For the string "name", search the entries below and copy every line where it appears.

-=-=-=-=-

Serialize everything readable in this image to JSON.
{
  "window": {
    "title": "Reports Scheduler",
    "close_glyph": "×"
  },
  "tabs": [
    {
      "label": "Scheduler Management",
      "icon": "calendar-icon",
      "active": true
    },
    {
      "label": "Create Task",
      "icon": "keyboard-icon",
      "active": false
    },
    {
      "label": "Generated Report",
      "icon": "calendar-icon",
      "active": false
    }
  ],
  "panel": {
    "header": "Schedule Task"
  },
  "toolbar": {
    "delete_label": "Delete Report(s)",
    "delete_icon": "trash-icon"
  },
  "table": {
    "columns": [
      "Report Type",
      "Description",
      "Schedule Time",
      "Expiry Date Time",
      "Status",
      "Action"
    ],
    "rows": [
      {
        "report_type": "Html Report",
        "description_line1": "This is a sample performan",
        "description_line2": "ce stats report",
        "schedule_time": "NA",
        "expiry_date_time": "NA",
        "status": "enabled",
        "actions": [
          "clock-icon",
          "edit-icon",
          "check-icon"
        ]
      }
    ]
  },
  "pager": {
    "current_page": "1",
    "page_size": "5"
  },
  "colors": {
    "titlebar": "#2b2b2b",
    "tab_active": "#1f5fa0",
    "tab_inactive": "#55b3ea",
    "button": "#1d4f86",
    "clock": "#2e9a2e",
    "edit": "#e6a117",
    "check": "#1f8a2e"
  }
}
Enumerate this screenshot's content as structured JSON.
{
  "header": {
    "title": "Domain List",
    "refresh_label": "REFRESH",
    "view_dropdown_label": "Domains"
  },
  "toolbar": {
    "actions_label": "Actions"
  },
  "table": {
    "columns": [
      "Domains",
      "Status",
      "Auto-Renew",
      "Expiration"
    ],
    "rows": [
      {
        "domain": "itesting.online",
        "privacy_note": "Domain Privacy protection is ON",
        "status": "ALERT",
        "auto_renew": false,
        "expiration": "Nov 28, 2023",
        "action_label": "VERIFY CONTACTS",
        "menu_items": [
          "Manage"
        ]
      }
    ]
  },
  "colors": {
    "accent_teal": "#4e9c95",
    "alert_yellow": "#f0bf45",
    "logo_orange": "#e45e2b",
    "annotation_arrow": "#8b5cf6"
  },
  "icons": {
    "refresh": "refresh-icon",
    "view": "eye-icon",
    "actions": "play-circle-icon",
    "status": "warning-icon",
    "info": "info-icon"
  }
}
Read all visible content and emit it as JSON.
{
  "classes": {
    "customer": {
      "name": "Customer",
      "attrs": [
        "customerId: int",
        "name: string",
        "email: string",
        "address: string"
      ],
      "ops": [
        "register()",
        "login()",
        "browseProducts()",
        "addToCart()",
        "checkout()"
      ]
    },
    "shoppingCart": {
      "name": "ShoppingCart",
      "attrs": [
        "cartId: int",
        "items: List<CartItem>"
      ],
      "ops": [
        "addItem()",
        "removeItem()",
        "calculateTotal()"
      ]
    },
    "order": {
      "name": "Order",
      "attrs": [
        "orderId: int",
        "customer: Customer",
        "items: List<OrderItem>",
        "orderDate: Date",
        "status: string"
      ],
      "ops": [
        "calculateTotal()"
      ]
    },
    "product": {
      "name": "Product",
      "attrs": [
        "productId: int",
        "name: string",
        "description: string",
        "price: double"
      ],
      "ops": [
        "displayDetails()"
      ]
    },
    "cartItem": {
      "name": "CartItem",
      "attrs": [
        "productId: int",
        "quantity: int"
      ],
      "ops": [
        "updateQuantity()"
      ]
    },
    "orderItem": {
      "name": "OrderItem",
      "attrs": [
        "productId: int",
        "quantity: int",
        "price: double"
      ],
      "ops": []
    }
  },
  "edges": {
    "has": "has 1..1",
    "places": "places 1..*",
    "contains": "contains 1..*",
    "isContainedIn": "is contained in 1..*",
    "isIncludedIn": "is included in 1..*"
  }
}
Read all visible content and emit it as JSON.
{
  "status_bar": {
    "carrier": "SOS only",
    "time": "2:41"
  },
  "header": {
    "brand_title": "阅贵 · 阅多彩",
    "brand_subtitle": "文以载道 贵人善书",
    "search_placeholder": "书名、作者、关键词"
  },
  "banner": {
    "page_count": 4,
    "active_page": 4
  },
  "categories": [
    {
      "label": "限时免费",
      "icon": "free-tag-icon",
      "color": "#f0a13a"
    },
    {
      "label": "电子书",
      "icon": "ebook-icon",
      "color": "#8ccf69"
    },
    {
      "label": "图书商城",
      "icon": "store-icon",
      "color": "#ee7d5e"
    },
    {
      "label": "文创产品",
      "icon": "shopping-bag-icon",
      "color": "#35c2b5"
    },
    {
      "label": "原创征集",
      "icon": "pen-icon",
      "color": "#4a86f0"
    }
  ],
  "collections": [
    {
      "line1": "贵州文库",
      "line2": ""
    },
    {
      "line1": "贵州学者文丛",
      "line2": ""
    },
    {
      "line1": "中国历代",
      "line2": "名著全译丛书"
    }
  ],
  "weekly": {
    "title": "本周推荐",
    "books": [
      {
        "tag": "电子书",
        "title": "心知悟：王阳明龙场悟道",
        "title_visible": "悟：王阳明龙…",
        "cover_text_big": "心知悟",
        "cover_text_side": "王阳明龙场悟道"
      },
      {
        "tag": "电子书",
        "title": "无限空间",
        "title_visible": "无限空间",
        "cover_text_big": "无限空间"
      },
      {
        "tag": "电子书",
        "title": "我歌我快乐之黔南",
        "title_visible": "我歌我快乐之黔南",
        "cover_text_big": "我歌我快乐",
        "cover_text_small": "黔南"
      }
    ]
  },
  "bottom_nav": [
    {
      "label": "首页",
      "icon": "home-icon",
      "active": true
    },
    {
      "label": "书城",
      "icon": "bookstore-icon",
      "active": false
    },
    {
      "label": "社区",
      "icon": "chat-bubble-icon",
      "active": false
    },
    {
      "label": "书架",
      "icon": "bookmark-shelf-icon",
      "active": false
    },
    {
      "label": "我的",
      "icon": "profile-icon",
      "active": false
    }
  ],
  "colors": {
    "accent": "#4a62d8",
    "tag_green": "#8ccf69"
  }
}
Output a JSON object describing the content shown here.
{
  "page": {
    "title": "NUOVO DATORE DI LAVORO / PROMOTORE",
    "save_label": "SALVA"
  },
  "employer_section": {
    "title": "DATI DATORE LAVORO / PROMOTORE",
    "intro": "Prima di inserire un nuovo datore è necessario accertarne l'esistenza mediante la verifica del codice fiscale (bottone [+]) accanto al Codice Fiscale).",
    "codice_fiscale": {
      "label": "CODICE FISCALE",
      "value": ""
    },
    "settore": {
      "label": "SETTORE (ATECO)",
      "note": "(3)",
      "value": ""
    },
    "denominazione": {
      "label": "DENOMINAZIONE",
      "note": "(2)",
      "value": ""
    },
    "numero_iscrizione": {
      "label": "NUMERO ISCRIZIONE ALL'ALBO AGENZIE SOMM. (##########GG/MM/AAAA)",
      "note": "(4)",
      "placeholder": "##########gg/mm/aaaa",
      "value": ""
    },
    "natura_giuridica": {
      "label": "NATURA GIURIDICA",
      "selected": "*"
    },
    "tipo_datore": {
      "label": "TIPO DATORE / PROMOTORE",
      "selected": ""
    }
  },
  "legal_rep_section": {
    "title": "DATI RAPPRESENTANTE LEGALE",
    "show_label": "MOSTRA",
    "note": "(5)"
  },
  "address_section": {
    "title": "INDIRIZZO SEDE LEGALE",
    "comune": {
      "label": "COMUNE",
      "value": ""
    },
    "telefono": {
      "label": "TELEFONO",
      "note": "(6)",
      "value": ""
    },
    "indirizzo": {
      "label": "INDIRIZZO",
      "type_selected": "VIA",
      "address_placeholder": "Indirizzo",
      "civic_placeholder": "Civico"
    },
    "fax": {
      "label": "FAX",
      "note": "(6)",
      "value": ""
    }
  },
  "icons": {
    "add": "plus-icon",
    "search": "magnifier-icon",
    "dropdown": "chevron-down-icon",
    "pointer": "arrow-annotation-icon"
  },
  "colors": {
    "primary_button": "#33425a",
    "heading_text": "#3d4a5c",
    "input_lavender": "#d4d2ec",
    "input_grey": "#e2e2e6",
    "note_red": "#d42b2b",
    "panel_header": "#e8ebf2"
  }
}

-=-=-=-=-

* [Result of the exercise]
      "name": "Customer",
        "name: string",
      "name": "ShoppingCart",
      "name": "Order",
      "name": "Product",
        "name: string",
      "name": "CartItem",
      "name": "OrderItem",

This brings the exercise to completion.